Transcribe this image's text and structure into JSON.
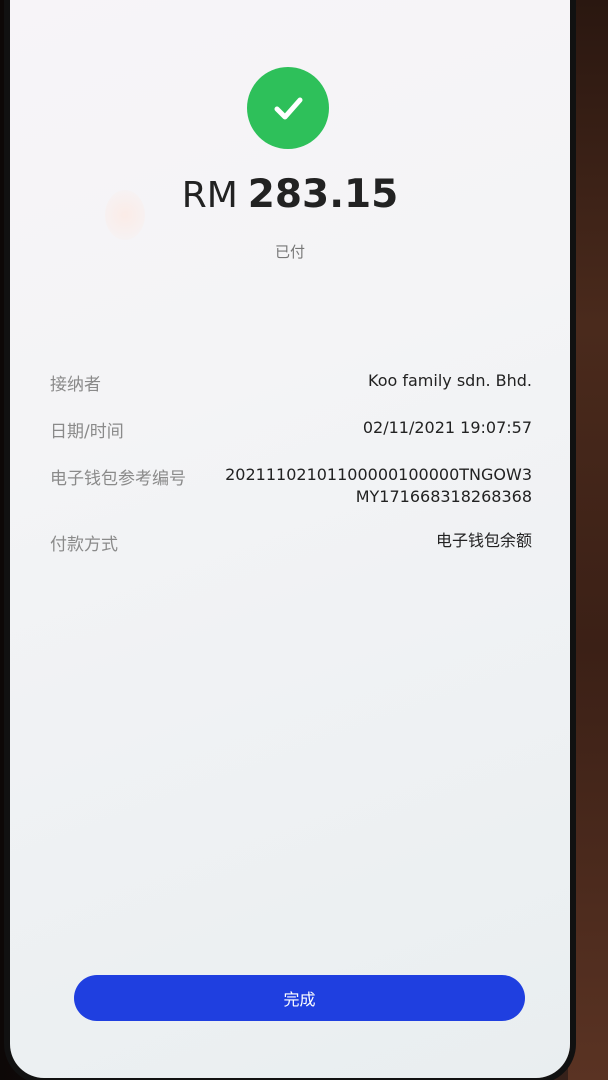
{
  "payment": {
    "currency": "RM",
    "amount": "283.15",
    "status": "已付"
  },
  "details": [
    {
      "label": "接纳者",
      "value": "Koo family sdn. Bhd."
    },
    {
      "label": "日期/时间",
      "value": "02/11/2021 19:07:57"
    },
    {
      "label": "电子钱包参考编号",
      "value": "20211102101100000100000TNGOW3\nMY171668318268368"
    },
    {
      "label": "付款方式",
      "value": "电子钱包余额"
    }
  ],
  "actions": {
    "done_label": "完成"
  },
  "colors": {
    "success": "#2ec05a",
    "primary_button": "#1f3fe0"
  },
  "icons": {
    "status_icon": "check-icon"
  }
}
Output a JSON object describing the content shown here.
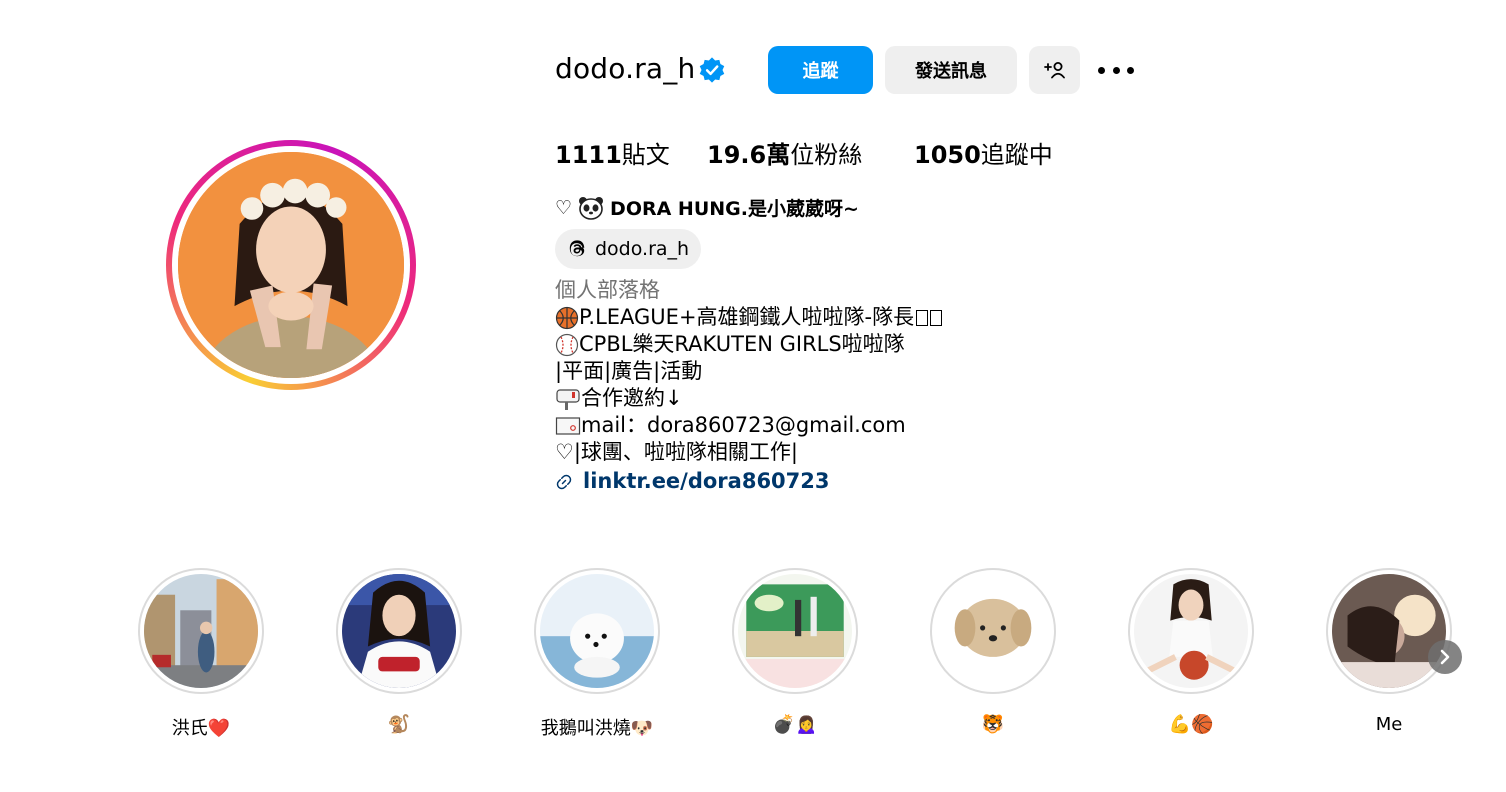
{
  "profile": {
    "username": "dodo.ra_h",
    "follow_label": "追蹤",
    "message_label": "發送訊息",
    "stats": {
      "posts_count": "1111",
      "posts_label": "貼文",
      "followers_count": "19.6萬",
      "followers_label": "位粉絲",
      "following_count": "1050",
      "following_label": "追蹤中"
    },
    "full_name": "DORA HUNG.是小葳葳呀~",
    "full_name_prefix": "♡",
    "threads_handle": "dodo.ra_h",
    "category": "個人部落格",
    "bio_lines": [
      "P.LEAGUE+高雄鋼鐵人啦啦隊-隊長",
      "CPBL樂天RAKUTEN GIRLS啦啦隊",
      "|平面|廣告|活動",
      "合作邀約↓",
      "mail：dora860723@gmail.com",
      "♡|球團、啦啦隊相關工作|"
    ],
    "link": "linktr.ee/dora860723"
  },
  "highlights": [
    {
      "label": "洪氏❤️"
    },
    {
      "label": "🐒"
    },
    {
      "label": "我鵝叫洪燒🐶"
    },
    {
      "label": "💣🙍‍♀️"
    },
    {
      "label": "🐯"
    },
    {
      "label": "💪🏀"
    },
    {
      "label": "Me"
    }
  ],
  "colors": {
    "accent": "#0095f6",
    "link": "#00376b",
    "secondary_button": "#efefef",
    "muted_text": "#737373"
  }
}
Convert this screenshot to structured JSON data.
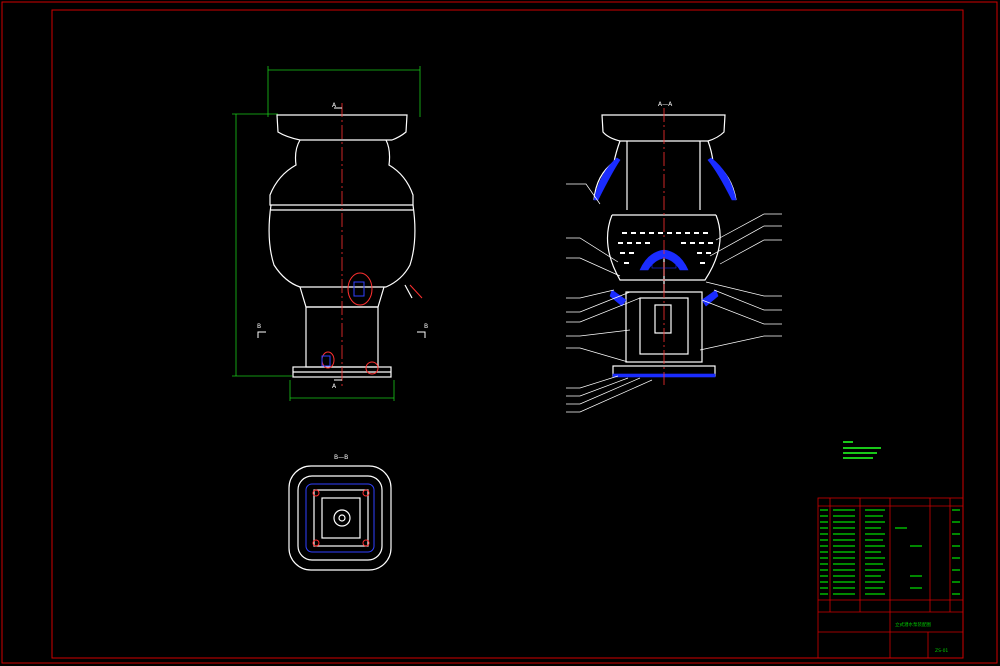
{
  "drawing": {
    "colors": {
      "background": "#000000",
      "frame": "#d00000",
      "outline": "#ffffff",
      "centerline": "#ff3030",
      "dimension": "#19c819",
      "hatch": "#1a2cff",
      "leader": "#ffffff",
      "table_text": "#00cc00"
    },
    "views": {
      "front": {
        "section_mark_top": "A",
        "section_mark_bottom": "A",
        "section_mark_left": "B",
        "section_mark_right": "B"
      },
      "section_aa": {
        "title": "A—A"
      },
      "section_bb": {
        "title": "B—B"
      }
    },
    "title_block": {
      "drawing_name": "立式潜水泵装配图",
      "drawing_no": "ZS-01"
    }
  }
}
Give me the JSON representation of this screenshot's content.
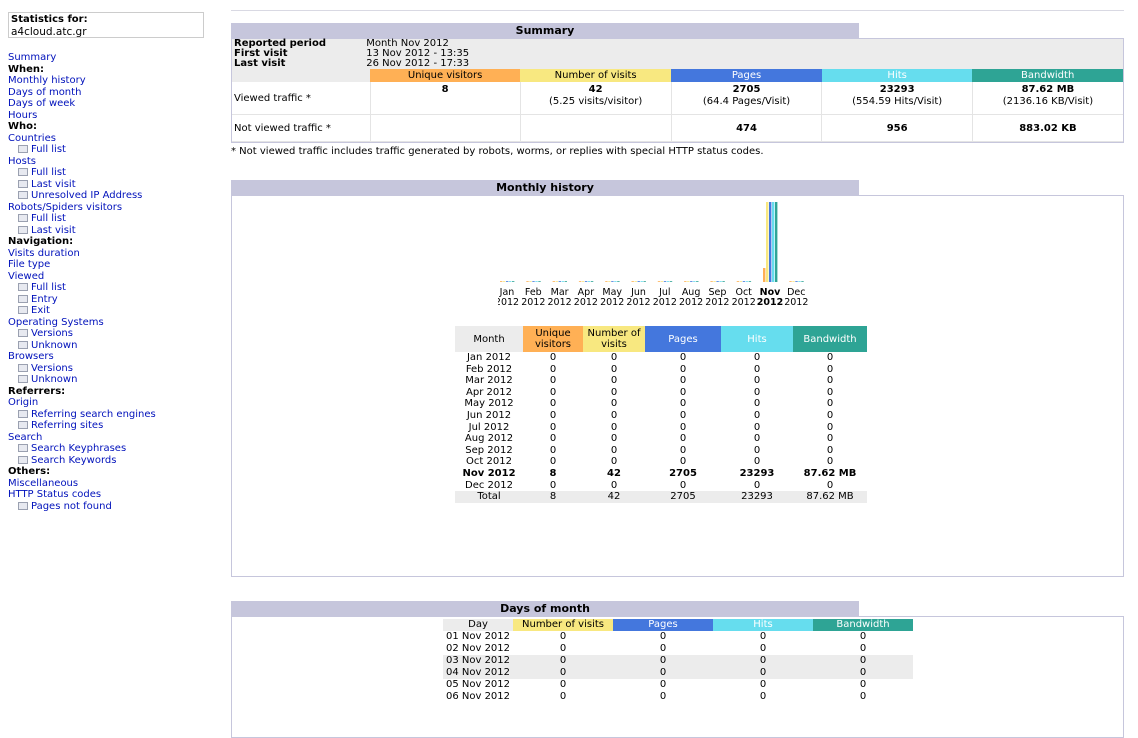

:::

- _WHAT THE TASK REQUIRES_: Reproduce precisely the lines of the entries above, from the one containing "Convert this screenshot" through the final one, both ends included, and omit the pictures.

- _TASK ANSWER_:
Convert this screenshot to structured JSON data.
{
  "drawing": {
    "colors": {
      "background": "#000000",
      "frame": "#d00000",
      "outline": "#ffffff",
      "centerline": "#ff3030",
      "dimension": "#19c819",
      "hatch": "#1a2cff",
      "leader": "#ffffff",
      "table_text": "#00cc00"
    },
    "views": {
      "front": {
        "section_mark_top": "A",
        "section_mark_bottom": "A",
        "section_mark_left": "B",
        "section_mark_right": "B"
      },
      "section_aa": {
        "title": "A—A"
      },
      "section_bb": {
        "title": "B—B"
      }
    },
    "title_block": {
      "drawing_name": "立式潜水泵装配图",
      "drawing_no": "ZS-01"
    }
  }
}
Give me the JSON representation of this screenshot's content.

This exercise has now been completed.